While not the functional equivalent, Platt said the CDFI is like a nonprofit lender where the underlying premise is you don't have to worry about them exploiting customers. He does, however, raise concerns.
"It doesn't mean that it's a prudent loan, it's just not an illegal loan. If you aren't verifying income one way or another, there still is the possibility the borrowers will lie," said Platt.
This is especially true in appreciating housing markets, like New York City. Queens may not be Manhattan, but as both Manhattan and Brooklyn get ever more expensive, Queens is gaining popularity.
"There are certain banks that can carve out niches where such lending can be successful, but you really have to be careful and know what you're doing and stick to your underwriting guidelines rigidly," said Camden Fine, president and CEO of Independent Community Bankers of America, an industry association. "You do have to be careful about your documentation because the regulators are going to come in and examine these loans, and they are going to draw their own opinions, and so you'd better know what you are doing, you better have a lot of expertise in this area before you go down that road."
The mortgage industry has become very stringent in its underwriting practices, gun-shy from the billions of dollars in legal settlements it has had to pay out as retribution for bad loans made during the last housing boom. Some say the pendulum has swung too far and that the credit box for potential borrowers today is too small, but that there is a fine line to walk while loosening those standards.
Other lenders have started offering new products, hoping to lure borrowers who have not been able to qualify in today's market. Wells Fargo recently announced a 3 percent down payment offering, but the loans are fully documented.
Clearly this bank is targeting borrowers who have some financial wherewithal because they have to have a 40 percent down payment, which is a significant amount of skin in the game.
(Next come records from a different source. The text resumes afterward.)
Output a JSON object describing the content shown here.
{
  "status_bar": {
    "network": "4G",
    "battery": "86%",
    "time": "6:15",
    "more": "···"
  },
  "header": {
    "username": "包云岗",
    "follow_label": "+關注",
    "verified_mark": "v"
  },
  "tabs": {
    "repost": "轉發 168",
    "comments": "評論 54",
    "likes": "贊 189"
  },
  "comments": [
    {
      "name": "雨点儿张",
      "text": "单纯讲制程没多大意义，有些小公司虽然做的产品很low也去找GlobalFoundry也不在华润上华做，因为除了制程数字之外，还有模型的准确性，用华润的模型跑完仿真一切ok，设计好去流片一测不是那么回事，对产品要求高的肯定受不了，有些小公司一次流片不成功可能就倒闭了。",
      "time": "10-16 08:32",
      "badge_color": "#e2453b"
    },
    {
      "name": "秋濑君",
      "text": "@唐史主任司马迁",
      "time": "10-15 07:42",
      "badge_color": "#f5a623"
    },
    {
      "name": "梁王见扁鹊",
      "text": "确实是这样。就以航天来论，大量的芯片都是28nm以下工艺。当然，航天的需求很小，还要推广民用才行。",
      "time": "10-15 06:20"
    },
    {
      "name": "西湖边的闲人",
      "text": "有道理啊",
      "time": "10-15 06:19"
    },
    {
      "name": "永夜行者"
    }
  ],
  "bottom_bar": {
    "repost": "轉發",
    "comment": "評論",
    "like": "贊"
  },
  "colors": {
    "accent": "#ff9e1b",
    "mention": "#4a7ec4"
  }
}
Of course it is not impossible for home prices to fall more than 40 percent, as we saw during the last housing crash. Since these loans do not comply with federal rules governing so-called qualified mortgages, that can be sold to Fannie Mae, Freddie Mac or could be insured by the FHA, Quontic has to hold the loans on its own books. That increased the risk on the bank.
"I see them as extraordinarily low-risk loans. They're mission oriented. The worst-case scenario is that the borrower goes delinquent and you have to foreclose," said CEO Schnall.